Exercise description » Below are the records; tally the lines that include "title" and report only the total.

━━━ Records for this task

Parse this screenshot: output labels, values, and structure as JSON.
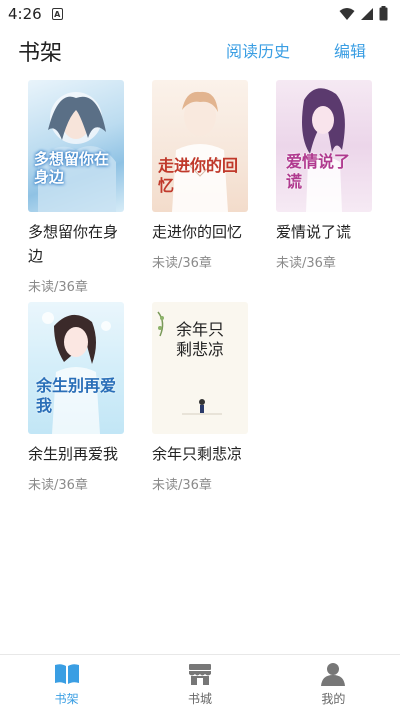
{
  "status": {
    "time": "4:26",
    "notification_letter": "A"
  },
  "header": {
    "title": "书架",
    "history": "阅读历史",
    "edit": "编辑"
  },
  "books": [
    {
      "title": "多想留你在身边",
      "status": "未读/36章",
      "cover_text": "多想留你在身边"
    },
    {
      "title": "走进你的回忆",
      "status": "未读/36章",
      "cover_text": "走进你的回忆"
    },
    {
      "title": "爱情说了谎",
      "status": "未读/36章",
      "cover_text": "爱情说了谎"
    },
    {
      "title": "余生别再爱我",
      "status": "未读/36章",
      "cover_text": "余生别再爱我"
    },
    {
      "title": "余年只剩悲凉",
      "status": "未读/36章",
      "cover_text": "余年只剩悲凉"
    }
  ],
  "tabs": [
    {
      "label": "书架",
      "icon": "book-icon",
      "active": true
    },
    {
      "label": "书城",
      "icon": "store-icon",
      "active": false
    },
    {
      "label": "我的",
      "icon": "person-icon",
      "active": false
    }
  ],
  "colors": {
    "accent": "#3a9ee3",
    "muted": "#8a8a8a"
  }
}
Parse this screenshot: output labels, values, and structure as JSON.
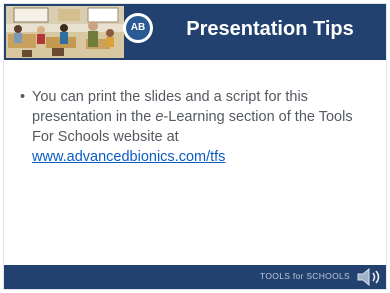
{
  "slide": {
    "title": "Presentation Tips",
    "logo_text": "AB",
    "bullet_intro": "You can print the slides and a script for this presentation in the ",
    "bullet_em": "e",
    "bullet_mid": "-Learning section of the Tools For Schools website at ",
    "bullet_link": "www.advancedbionics.com/tfs",
    "footer_text": "TOOLS for SCHOOLS",
    "audio_icon": "speaker-icon"
  },
  "colors": {
    "header_blue": "#22416f",
    "link_blue": "#0b5cc4",
    "text_gray": "#555a60"
  }
}
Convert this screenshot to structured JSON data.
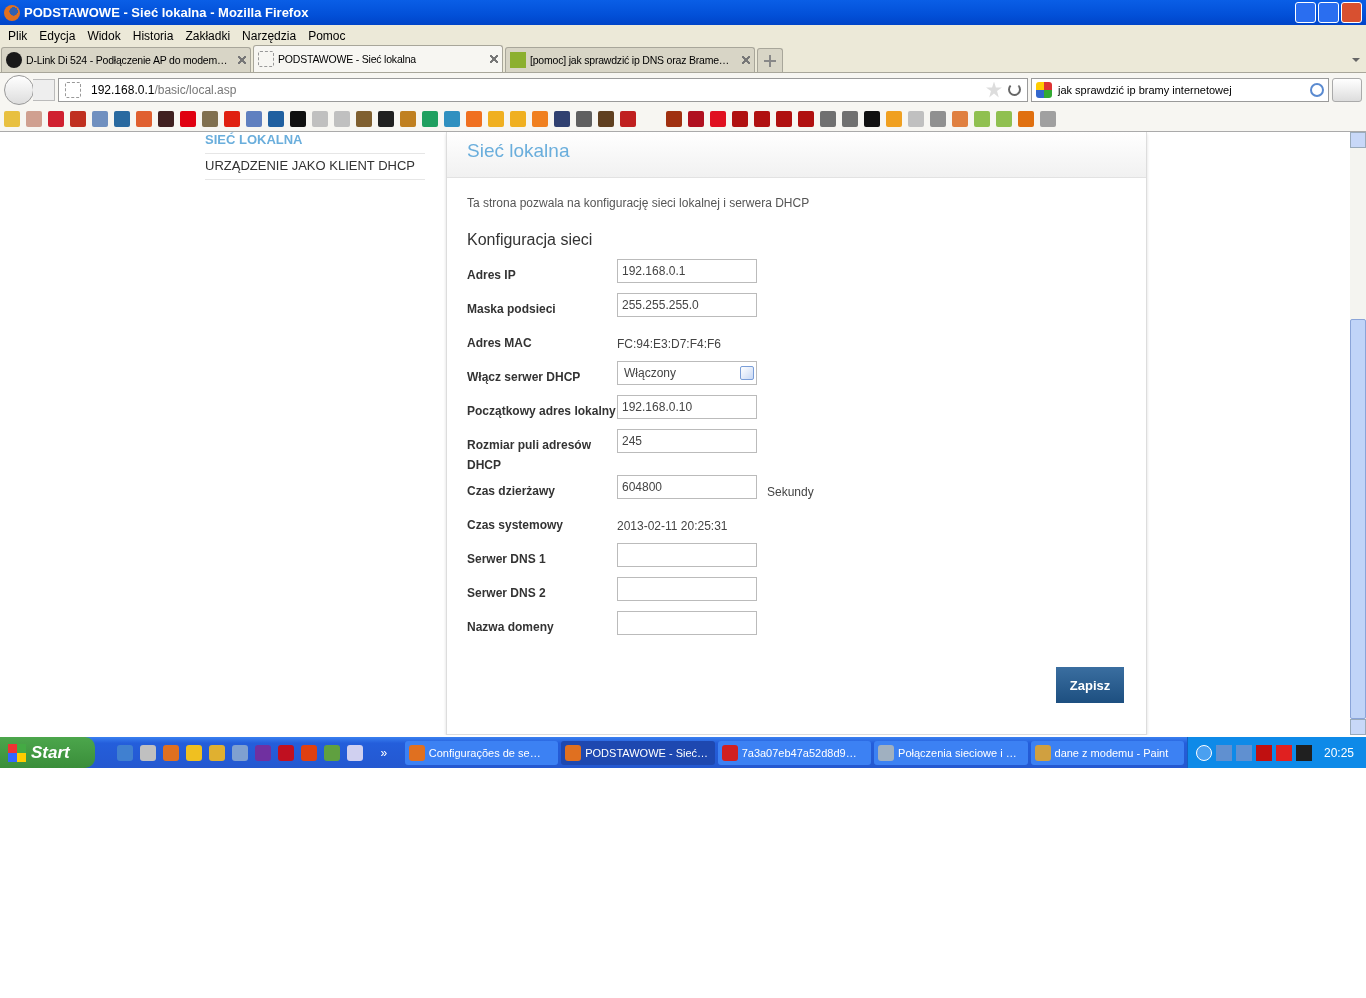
{
  "window": {
    "title": "PODSTAWOWE - Sieć lokalna - Mozilla Firefox"
  },
  "menu": [
    "Plik",
    "Edycja",
    "Widok",
    "Historia",
    "Zakładki",
    "Narzędzia",
    "Pomoc"
  ],
  "tabs": [
    {
      "label": "D-Link Di 524 - Podłączenie AP do modem…",
      "selected": false,
      "kind": "ie"
    },
    {
      "label": "PODSTAWOWE - Sieć lokalna",
      "selected": true,
      "kind": "blank"
    },
    {
      "label": "[pomoc] jak sprawdzić ip DNS oraz Brame…",
      "selected": false,
      "kind": "fp"
    }
  ],
  "address": {
    "host": "192.168.0.1",
    "path": "/basic/local.asp"
  },
  "search": {
    "value": "jak sprawdzić ip bramy internetowej"
  },
  "bookmarks": [
    {
      "color": "#e8c040"
    },
    {
      "color": "#d0a090"
    },
    {
      "color": "#d02030"
    },
    {
      "color": "#c03020"
    },
    {
      "color": "#7090c0"
    },
    {
      "color": "#2a6aa0"
    },
    {
      "color": "#e06030"
    },
    {
      "color": "#402020"
    },
    {
      "color": "#e00010"
    },
    {
      "color": "#807050"
    },
    {
      "color": "#e02010"
    },
    {
      "color": "#6080c0"
    },
    {
      "color": "#2060a0"
    },
    {
      "color": "#101010"
    },
    {
      "color": "#c0c0c0"
    },
    {
      "color": "#c0c0c0"
    },
    {
      "color": "#806030"
    },
    {
      "color": "#202020"
    },
    {
      "color": "#c08020"
    },
    {
      "color": "#20a060"
    },
    {
      "color": "#3090c0"
    },
    {
      "color": "#f07020"
    },
    {
      "color": "#f0b020"
    },
    {
      "color": "#f0b020"
    },
    {
      "color": "#f08020"
    },
    {
      "color": "#304070"
    },
    {
      "color": "#606060"
    },
    {
      "color": "#604020"
    },
    {
      "color": "#c02020"
    },
    {
      "color": "#a03010"
    },
    {
      "color": "#b01020"
    },
    {
      "color": "#e01020"
    },
    {
      "color": "#b01010"
    },
    {
      "color": "#b01010"
    },
    {
      "color": "#b01010"
    },
    {
      "color": "#b01010"
    },
    {
      "color": "#707070"
    },
    {
      "color": "#707070"
    },
    {
      "color": "#101010"
    },
    {
      "color": "#f0a020"
    },
    {
      "color": "#c0c0c0"
    },
    {
      "color": "#909090"
    },
    {
      "color": "#e08040"
    },
    {
      "color": "#90c050"
    },
    {
      "color": "#90c050"
    },
    {
      "color": "#e07010"
    },
    {
      "color": "#a0a0a0"
    }
  ],
  "sidebar": {
    "items": [
      {
        "label": "SIEĆ LOKALNA",
        "selected": true
      },
      {
        "label": "URZĄDZENIE JAKO KLIENT DHCP",
        "selected": false
      }
    ]
  },
  "panel": {
    "title": "Sieć lokalna",
    "description": "Ta strona pozwala na konfigurację sieci lokalnej i serwera DHCP",
    "section": "Konfiguracja sieci",
    "fields": [
      {
        "label": "Adres IP",
        "kind": "input",
        "value": "192.168.0.1"
      },
      {
        "label": "Maska podsieci",
        "kind": "input",
        "value": "255.255.255.0"
      },
      {
        "label": "Adres MAC",
        "kind": "text",
        "value": "FC:94:E3:D7:F4:F6"
      },
      {
        "label": "Włącz serwer DHCP",
        "kind": "select",
        "value": "Włączony"
      },
      {
        "label": "Początkowy adres lokalny",
        "kind": "input",
        "value": "192.168.0.10"
      },
      {
        "label": "Rozmiar puli adresów DHCP",
        "kind": "input",
        "value": "245"
      },
      {
        "label": "Czas dzierżawy",
        "kind": "input",
        "value": "604800",
        "unit": "Sekundy"
      },
      {
        "label": "Czas systemowy",
        "kind": "text",
        "value": "2013-02-11 20:25:31"
      },
      {
        "label": "Serwer DNS 1",
        "kind": "input"
      },
      {
        "label": "Serwer DNS 2",
        "kind": "input"
      },
      {
        "label": "Nazwa domeny",
        "kind": "input"
      }
    ],
    "save_button": "Zapisz"
  },
  "taskbar": {
    "start": "Start",
    "quick_launch": [
      {
        "color": "#4080d0"
      },
      {
        "color": "#c0c0c0"
      },
      {
        "color": "#e07020"
      },
      {
        "color": "#f0c020"
      },
      {
        "color": "#e0b030"
      },
      {
        "color": "#80a0d0"
      },
      {
        "color": "#7030a0"
      },
      {
        "color": "#c01020"
      },
      {
        "color": "#e04010"
      },
      {
        "color": "#60a040"
      },
      {
        "color": "#d0d0f0"
      }
    ],
    "overflow": "»",
    "items": [
      {
        "label": "Configurações de se…",
        "selected": false,
        "color": "#e07020"
      },
      {
        "label": "PODSTAWOWE - Sieć…",
        "selected": true,
        "color": "#e07020"
      },
      {
        "label": "7a3a07eb47a52d8d9…",
        "selected": false,
        "color": "#d02020"
      },
      {
        "label": "Połączenia sieciowe i …",
        "selected": false,
        "color": "#a0b0c0"
      },
      {
        "label": "dane z modemu - Paint",
        "selected": false,
        "color": "#d0a040"
      }
    ],
    "tray": [
      {
        "color": "#6090d0"
      },
      {
        "color": "#6090d0"
      },
      {
        "color": "#c01010"
      },
      {
        "color": "#e02020"
      },
      {
        "color": "#202020"
      }
    ],
    "clock": "20:25"
  }
}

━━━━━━

Solution to this exercise » 9